For those who don’t know, Castlecops runs the Phish IncidentReporting and Termination (PIRT) task force. If you find a legitimatephishing site and report it to them, Castlecops does the leg work tohelp take the site down before it does additional damage. In addition,they collect information to work with law enforcement. If the phisherhas stored stolen credentials (e.g., passwords, credit card numbers,bank account numbers, social security numbers, etc.) directly on theWeb server that he or she compromised, then there is a chance that aswift takedown can keep those credentials from causing the victimfinancial harm.

Site takedown can be a fairly elaborate process. First, you may bedealing with sites that are hosted in different parts of the world, soyou have to overcome language and communication issues. Second, inorder to talk to the right people, you have to have good relationshipswith Internet service providers and Web hosting companies. Third, it’simportant to keep in mind that phish sites sometimes host malicioussoftware, so you have to be careful that the machine you are using alsodoes not get infected with a virus. If it does get infected, you shouldhave an environment that can contain the damage.

Also, in conjunction with a single site take down, it’s important tolook through the directories to see if multiple phishing sites arehosted on the same server. This situation happens surprisingly often.Sometimes, you can find the actual phishing kit used in the attack, andthis information can prove valuable in preventing phishers fromretrieving the information they have stolen. (For example, somephishers use an email address as a “drop” where stolen credentials aresent – if the email is from a free provider, that provider canpotentially be contacted.) On top of that, one has to keep track of anyinformation that might be helpful to law enforcement.

As you can see, doing takedowns can be hard work, and there are anumber of subtleties.

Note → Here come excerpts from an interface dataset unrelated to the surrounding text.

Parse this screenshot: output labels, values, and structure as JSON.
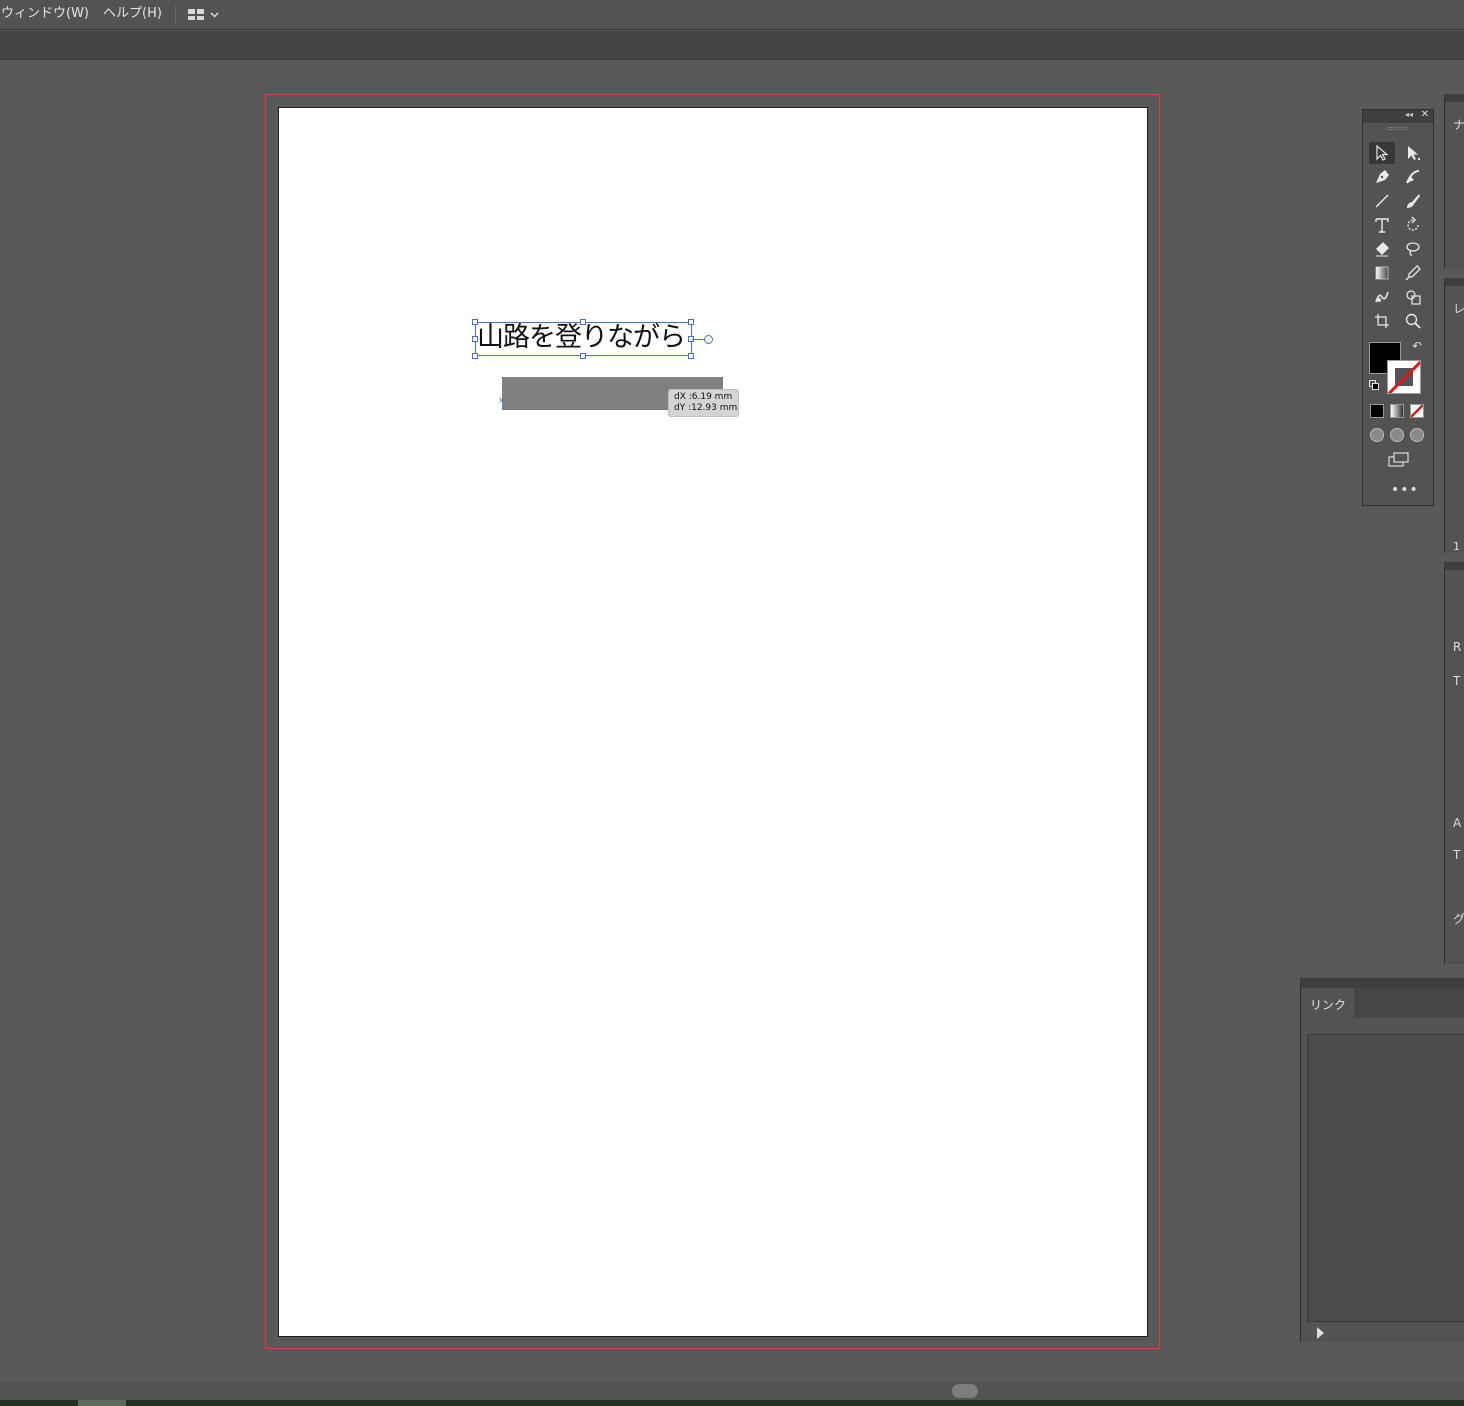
{
  "menubar": {
    "items": [
      "ウィンドウ(W)",
      "ヘルプ(H)"
    ],
    "workspace_icon": "workspace-grid-icon",
    "workspace_arrow": "chevron-down-icon"
  },
  "canvas": {
    "text_object": "山路を登りながら",
    "tooltip": {
      "dx": "dX :6.19 mm",
      "dy": "dY :12.93 mm"
    },
    "colors": {
      "bleed": "#c8453a",
      "selection": "#4a6dd6",
      "rect_fill": "#808080"
    }
  },
  "tools_panel": {
    "collapse_label": "◂◂",
    "close_label": "✕",
    "tools": [
      "selection-tool-icon",
      "direct-selection-tool-icon",
      "pen-tool-icon",
      "curvature-tool-icon",
      "line-tool-icon",
      "paintbrush-tool-icon",
      "type-tool-icon",
      "rotate-tool-icon",
      "eraser-tool-icon",
      "lasso-tool-icon",
      "gradient-tool-icon",
      "eyedropper-tool-icon",
      "puppet-warp-tool-icon",
      "shape-builder-tool-icon",
      "artboard-tool-icon",
      "zoom-tool-icon"
    ],
    "more_label": "•••",
    "fill_color": "#000000",
    "stroke_color": "none"
  },
  "dock": {
    "panel1_glyph": "ナ",
    "panel2_glyph": "レ",
    "panel2_number": "1",
    "panel3_glyphs": [
      "R",
      "T",
      "A",
      "T",
      "グ"
    ]
  },
  "links_panel": {
    "tab_label": "リンク"
  }
}
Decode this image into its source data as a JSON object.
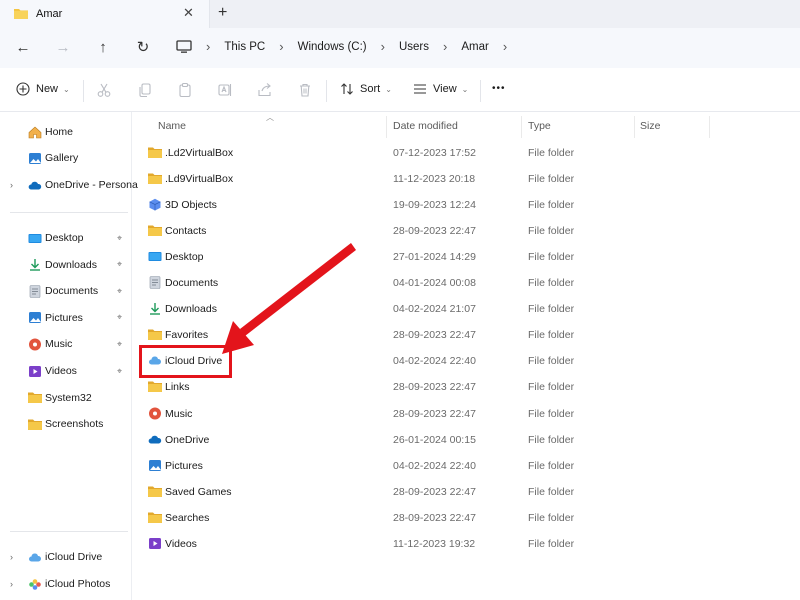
{
  "tab": {
    "title": "Amar",
    "close_glyph": "✕",
    "new_glyph": "+"
  },
  "nav": {
    "back": "←",
    "forward": "→",
    "up": "↑",
    "refresh": "↻"
  },
  "breadcrumb": [
    "This PC",
    "Windows (C:)",
    "Users",
    "Amar"
  ],
  "breadcrumb_sep": "›",
  "toolbar": {
    "new_label": "New",
    "sort_label": "Sort",
    "view_label": "View",
    "more_label": "•••",
    "dropdown_glyph": "⌄"
  },
  "sidebar": {
    "top": [
      {
        "label": "Home",
        "icon": "home-icon"
      },
      {
        "label": "Gallery",
        "icon": "gallery-icon"
      },
      {
        "label": "OneDrive - Persona",
        "icon": "onedrive-icon",
        "expandable": true
      }
    ],
    "quick": [
      {
        "label": "Desktop",
        "icon": "desktop-icon",
        "pinned": true
      },
      {
        "label": "Downloads",
        "icon": "downloads-icon",
        "pinned": true
      },
      {
        "label": "Documents",
        "icon": "documents-icon",
        "pinned": true
      },
      {
        "label": "Pictures",
        "icon": "pictures-icon",
        "pinned": true
      },
      {
        "label": "Music",
        "icon": "music-icon",
        "pinned": true
      },
      {
        "label": "Videos",
        "icon": "videos-icon",
        "pinned": true
      },
      {
        "label": "System32",
        "icon": "folder-icon",
        "pinned": false
      },
      {
        "label": "Screenshots",
        "icon": "folder-icon",
        "pinned": false
      }
    ],
    "bottom": [
      {
        "label": "iCloud Drive",
        "icon": "icloud-icon"
      },
      {
        "label": "iCloud Photos",
        "icon": "icloud-photos-icon"
      }
    ],
    "pin_glyph": "📌",
    "expand_glyph": "›"
  },
  "columns": {
    "name": "Name",
    "date": "Date modified",
    "type": "Type",
    "size": "Size"
  },
  "files": [
    {
      "name": ".Ld2VirtualBox",
      "date": "07-12-2023 17:52",
      "type": "File folder",
      "icon": "folder"
    },
    {
      "name": ".Ld9VirtualBox",
      "date": "11-12-2023 20:18",
      "type": "File folder",
      "icon": "folder"
    },
    {
      "name": "3D Objects",
      "date": "19-09-2023 12:24",
      "type": "File folder",
      "icon": "3d"
    },
    {
      "name": "Contacts",
      "date": "28-09-2023 22:47",
      "type": "File folder",
      "icon": "folder"
    },
    {
      "name": "Desktop",
      "date": "27-01-2024 14:29",
      "type": "File folder",
      "icon": "desktop"
    },
    {
      "name": "Documents",
      "date": "04-01-2024 00:08",
      "type": "File folder",
      "icon": "documents"
    },
    {
      "name": "Downloads",
      "date": "04-02-2024 21:07",
      "type": "File folder",
      "icon": "downloads"
    },
    {
      "name": "Favorites",
      "date": "28-09-2023 22:47",
      "type": "File folder",
      "icon": "folder"
    },
    {
      "name": "iCloud Drive",
      "date": "04-02-2024 22:40",
      "type": "File folder",
      "icon": "icloud"
    },
    {
      "name": "Links",
      "date": "28-09-2023 22:47",
      "type": "File folder",
      "icon": "folder"
    },
    {
      "name": "Music",
      "date": "28-09-2023 22:47",
      "type": "File folder",
      "icon": "music"
    },
    {
      "name": "OneDrive",
      "date": "26-01-2024 00:15",
      "type": "File folder",
      "icon": "onedrive"
    },
    {
      "name": "Pictures",
      "date": "04-02-2024 22:40",
      "type": "File folder",
      "icon": "pictures"
    },
    {
      "name": "Saved Games",
      "date": "28-09-2023 22:47",
      "type": "File folder",
      "icon": "folder"
    },
    {
      "name": "Searches",
      "date": "28-09-2023 22:47",
      "type": "File folder",
      "icon": "folder"
    },
    {
      "name": "Videos",
      "date": "11-12-2023 19:32",
      "type": "File folder",
      "icon": "videos"
    }
  ],
  "annotation": {
    "highlighted_item": "iCloud Drive",
    "color": "#e3141b"
  },
  "colors": {
    "folder": "#f4c542",
    "accent": "#0f6cbd",
    "highlight": "#e3141b"
  }
}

It’s very laudable that Castlecops has sustainedits ability to provide volunteer services. They have probably savedindividual victims (and potential victims) literally millions ofdollars. Their acts shift the economic balance of phishing attacks – ifwe can shift the balance even more and make it unprofitable forphishers to carry out their actions, then we’ll help eliminate thephishing problem. Please join me in congratulating Castlecops on theirfive-year anniversary and in wishing them good luck in the future! Ifyou'd like more information, please visit the Castlecops Web site.